94) And the Band Played On: Politics, People, and the AIDS Epidemic by Randy Shilts
This was one of the most harrowing and compelling reads I can remember. It focuses on the early years of the AIDS epidemic, mostly from the point of view of the gay men in L.A. and San Francisco who were among its early casualties and of the scientists and clinicians who tried to figure out what was going on despite political stonewalling from all sides. It brought back memories for me of the early to mid 80's, when I was pretty far removed from the crisis--as a heterosexual adolescent girl growing up in the rural South--but still hyper-aware of this strange and terrifying new disease.
There's so much I could say about this book, but what struck me more than anything else is how terrible we are as a species about responding to a slow-moving crisis. Our fight-or-flight mechanisms serve us pretty well with immediate threats, but it's stunning how long it took pretty much everyone involved to take the obvious steps when it was more than clear that AIDS was a blood-borne and sexually transmitted illness with a long incubation period. It reminded me, of all things, of some of the current controversy over climate change--that clinging to a minuscule possibility that the overwhelming preponderance of evidence is wrong because accepting that evidence means you need to make big changes.

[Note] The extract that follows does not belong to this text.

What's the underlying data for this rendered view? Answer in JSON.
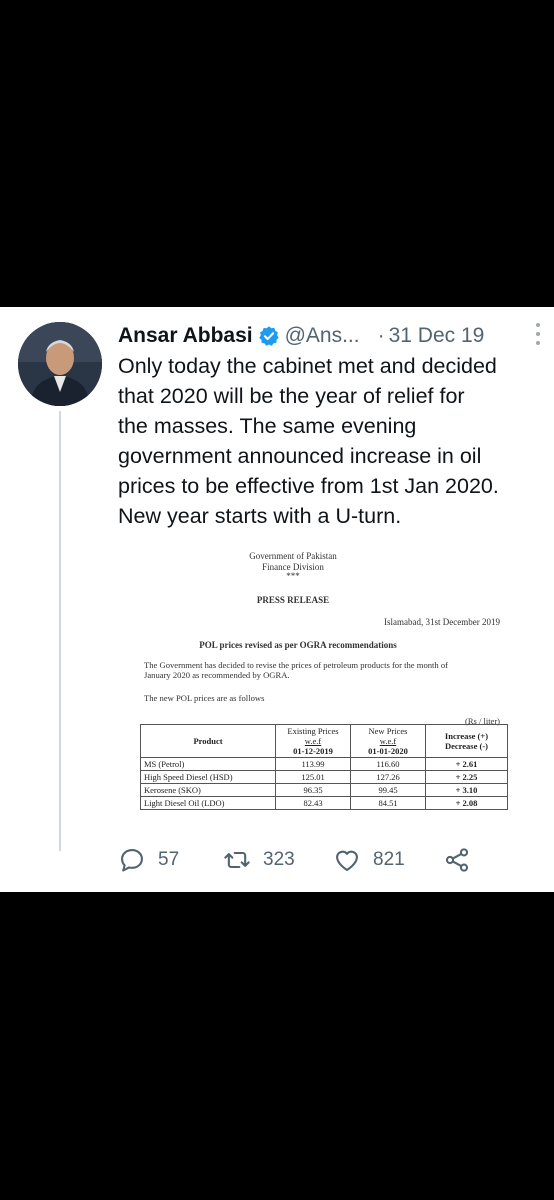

95) Code Name Verity by Elizabeth Wein
This book took a few chapters for me to get into it, but after that I couldn't put it down. It's an unusual book, at least for me, but I enjoyed the combination of spy adventure, friendship, courage, and sacrifice it contained.
96) Sweet Disorder by Rose Lerner
Full disclosure: Rose Lerner is one of my critique partners and a very good friend. All that said, if you enjoy historical romances written in a strong voice, with a deep grounding in history that only adds to the richness of characterization, the poignancy of the romance, and the sexiness of the love scenes, you should read this book.